WHAT THIS TASK INVOLVES
Go through the lines below. Copy those with "JSON".

DATA SUPPLIED
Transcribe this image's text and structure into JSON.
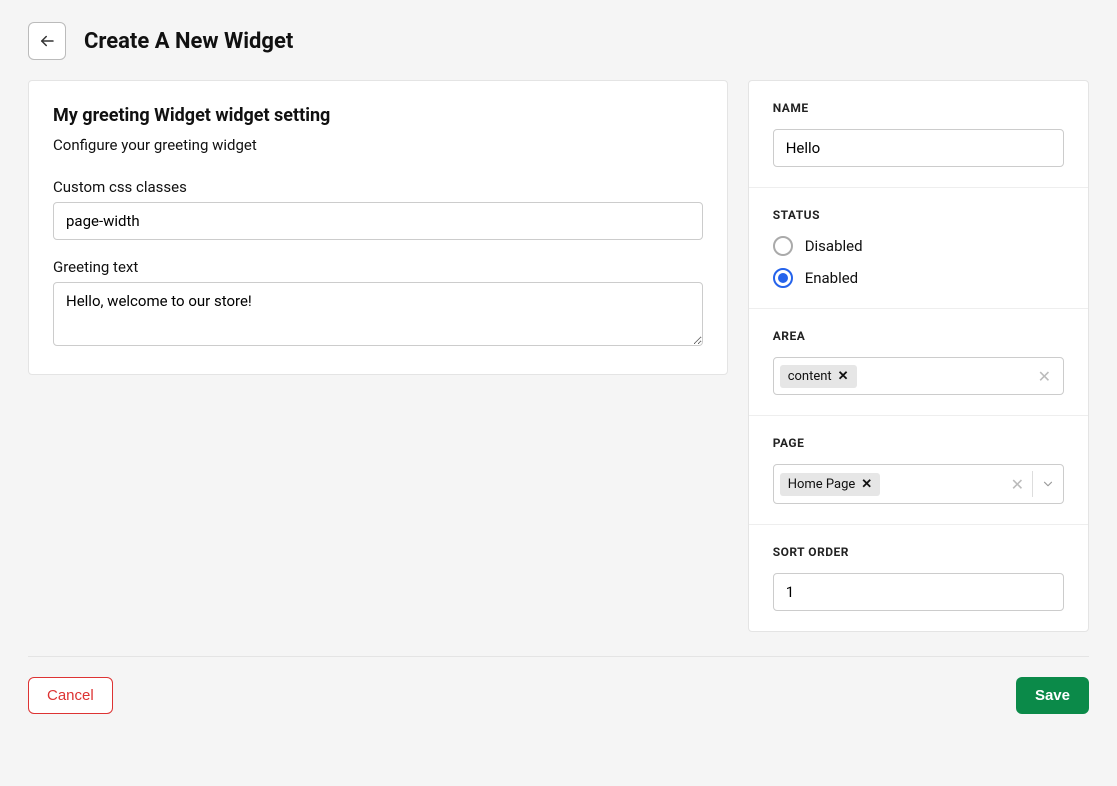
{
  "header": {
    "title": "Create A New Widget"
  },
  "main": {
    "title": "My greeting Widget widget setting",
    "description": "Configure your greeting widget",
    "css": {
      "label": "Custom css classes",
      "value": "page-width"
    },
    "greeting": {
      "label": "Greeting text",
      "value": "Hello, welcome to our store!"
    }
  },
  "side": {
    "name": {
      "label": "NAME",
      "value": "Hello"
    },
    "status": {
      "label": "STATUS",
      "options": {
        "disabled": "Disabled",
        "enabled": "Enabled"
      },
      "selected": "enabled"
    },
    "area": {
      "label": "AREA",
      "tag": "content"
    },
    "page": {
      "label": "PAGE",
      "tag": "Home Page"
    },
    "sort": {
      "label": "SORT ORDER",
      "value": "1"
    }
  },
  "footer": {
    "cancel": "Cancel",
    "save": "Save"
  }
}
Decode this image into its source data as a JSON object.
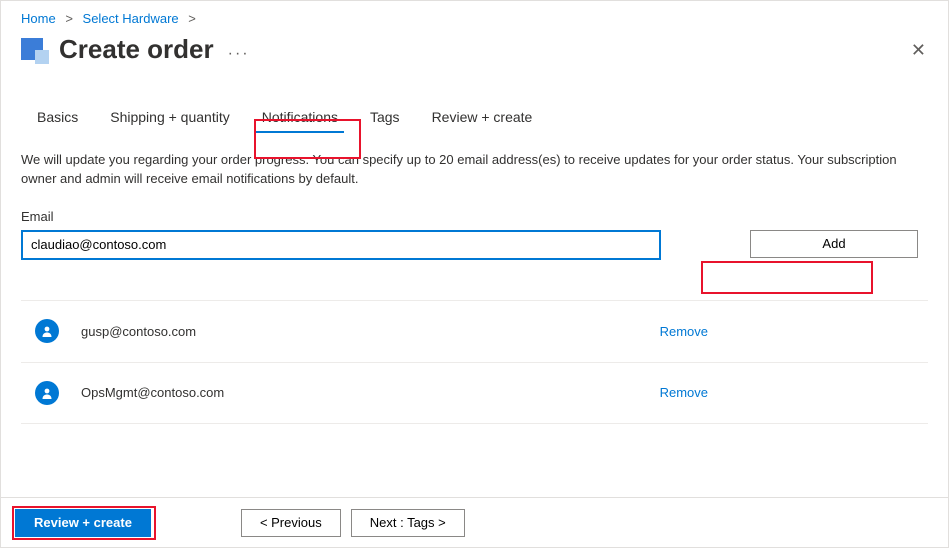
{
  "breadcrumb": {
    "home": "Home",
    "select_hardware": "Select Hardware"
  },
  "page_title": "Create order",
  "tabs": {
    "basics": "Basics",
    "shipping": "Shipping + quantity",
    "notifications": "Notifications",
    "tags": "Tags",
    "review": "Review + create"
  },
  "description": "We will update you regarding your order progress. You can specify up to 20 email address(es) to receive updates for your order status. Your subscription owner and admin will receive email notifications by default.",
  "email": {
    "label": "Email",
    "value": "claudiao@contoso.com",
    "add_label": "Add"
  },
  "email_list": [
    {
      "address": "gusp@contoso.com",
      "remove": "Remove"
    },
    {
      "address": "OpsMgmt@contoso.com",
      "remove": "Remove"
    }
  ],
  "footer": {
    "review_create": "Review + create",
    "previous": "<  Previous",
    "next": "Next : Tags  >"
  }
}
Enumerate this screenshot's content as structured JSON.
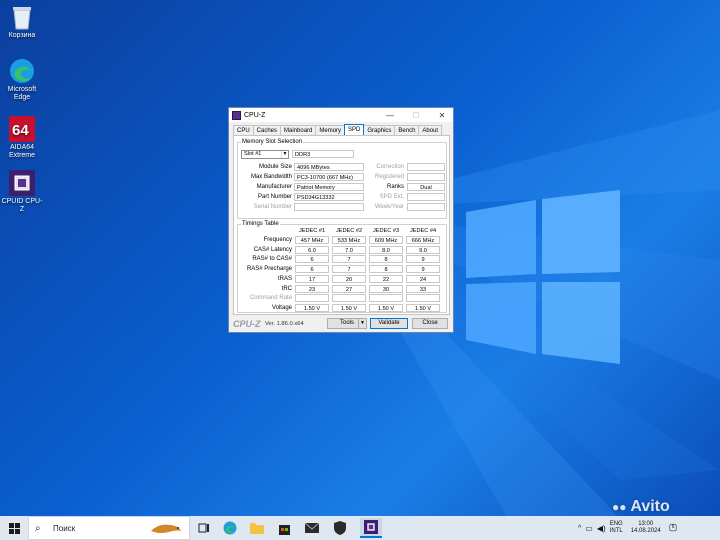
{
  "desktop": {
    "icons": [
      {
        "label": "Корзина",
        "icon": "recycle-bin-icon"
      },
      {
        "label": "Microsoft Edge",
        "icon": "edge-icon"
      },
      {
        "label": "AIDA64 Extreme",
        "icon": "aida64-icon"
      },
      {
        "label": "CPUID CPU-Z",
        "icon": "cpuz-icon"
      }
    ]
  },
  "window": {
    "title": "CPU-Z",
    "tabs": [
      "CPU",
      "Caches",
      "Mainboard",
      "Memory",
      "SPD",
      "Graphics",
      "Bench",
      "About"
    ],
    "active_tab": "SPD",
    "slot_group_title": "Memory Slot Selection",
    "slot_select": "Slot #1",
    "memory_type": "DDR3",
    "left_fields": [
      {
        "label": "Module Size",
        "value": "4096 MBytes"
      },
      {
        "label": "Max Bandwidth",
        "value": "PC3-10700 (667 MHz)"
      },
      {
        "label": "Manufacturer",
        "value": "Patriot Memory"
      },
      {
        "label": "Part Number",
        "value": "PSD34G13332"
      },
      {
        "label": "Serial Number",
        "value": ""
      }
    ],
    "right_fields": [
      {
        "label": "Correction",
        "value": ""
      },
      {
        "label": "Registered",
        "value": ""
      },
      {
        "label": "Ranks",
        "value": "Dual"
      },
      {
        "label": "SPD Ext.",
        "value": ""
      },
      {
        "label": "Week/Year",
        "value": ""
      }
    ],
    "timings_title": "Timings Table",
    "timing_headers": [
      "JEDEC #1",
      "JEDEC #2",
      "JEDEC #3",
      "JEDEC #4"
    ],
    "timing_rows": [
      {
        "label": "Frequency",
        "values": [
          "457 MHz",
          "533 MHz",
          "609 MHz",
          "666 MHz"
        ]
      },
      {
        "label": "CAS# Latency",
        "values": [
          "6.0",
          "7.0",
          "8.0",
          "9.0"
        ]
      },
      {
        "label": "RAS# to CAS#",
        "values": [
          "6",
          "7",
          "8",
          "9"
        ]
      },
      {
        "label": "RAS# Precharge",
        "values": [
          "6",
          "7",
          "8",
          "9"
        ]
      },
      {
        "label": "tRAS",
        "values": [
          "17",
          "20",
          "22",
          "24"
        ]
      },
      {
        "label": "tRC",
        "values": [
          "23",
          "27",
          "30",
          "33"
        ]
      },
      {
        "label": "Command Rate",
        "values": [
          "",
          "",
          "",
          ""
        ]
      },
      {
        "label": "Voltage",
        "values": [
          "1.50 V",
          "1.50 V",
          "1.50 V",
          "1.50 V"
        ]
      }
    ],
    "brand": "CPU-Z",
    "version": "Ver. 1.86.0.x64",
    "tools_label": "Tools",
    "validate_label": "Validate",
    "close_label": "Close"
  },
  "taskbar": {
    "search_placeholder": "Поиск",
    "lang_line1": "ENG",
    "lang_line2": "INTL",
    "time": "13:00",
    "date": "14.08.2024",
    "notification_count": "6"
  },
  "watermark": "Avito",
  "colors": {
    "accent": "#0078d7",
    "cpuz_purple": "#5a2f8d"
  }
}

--

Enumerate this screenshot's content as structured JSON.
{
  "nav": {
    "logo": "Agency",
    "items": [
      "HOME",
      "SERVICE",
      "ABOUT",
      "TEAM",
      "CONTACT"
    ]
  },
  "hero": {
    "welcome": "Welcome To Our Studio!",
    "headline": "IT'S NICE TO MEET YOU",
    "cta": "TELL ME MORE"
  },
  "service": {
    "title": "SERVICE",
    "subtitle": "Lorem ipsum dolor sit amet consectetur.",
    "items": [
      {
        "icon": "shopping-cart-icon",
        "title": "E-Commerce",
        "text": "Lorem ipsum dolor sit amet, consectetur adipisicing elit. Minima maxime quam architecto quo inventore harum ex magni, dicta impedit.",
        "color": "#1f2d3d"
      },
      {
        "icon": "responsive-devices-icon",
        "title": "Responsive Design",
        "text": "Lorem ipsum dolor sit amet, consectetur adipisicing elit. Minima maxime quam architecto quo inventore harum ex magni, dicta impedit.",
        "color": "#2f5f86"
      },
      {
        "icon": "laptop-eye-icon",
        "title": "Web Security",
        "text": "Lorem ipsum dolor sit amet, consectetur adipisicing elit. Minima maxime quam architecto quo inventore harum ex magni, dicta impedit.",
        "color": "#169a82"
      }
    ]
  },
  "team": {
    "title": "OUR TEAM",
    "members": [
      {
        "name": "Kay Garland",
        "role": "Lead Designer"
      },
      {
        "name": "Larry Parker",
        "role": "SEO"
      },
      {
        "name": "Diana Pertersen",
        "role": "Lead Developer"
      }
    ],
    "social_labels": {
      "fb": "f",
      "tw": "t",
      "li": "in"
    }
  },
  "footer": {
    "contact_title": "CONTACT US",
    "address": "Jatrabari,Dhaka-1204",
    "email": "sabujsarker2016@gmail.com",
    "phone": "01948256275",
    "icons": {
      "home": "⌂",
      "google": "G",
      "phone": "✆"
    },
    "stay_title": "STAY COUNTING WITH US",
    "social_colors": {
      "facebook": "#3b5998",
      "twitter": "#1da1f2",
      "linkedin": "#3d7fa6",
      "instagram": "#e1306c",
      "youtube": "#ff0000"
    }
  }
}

WRITTEN SOLUTION
Transcribe this image's text and structure into JSON.
Decode this image into its source data as a JSON object.
Enumerate this screenshot's content as structured JSON.
Enumerate this screenshot's content as structured JSON.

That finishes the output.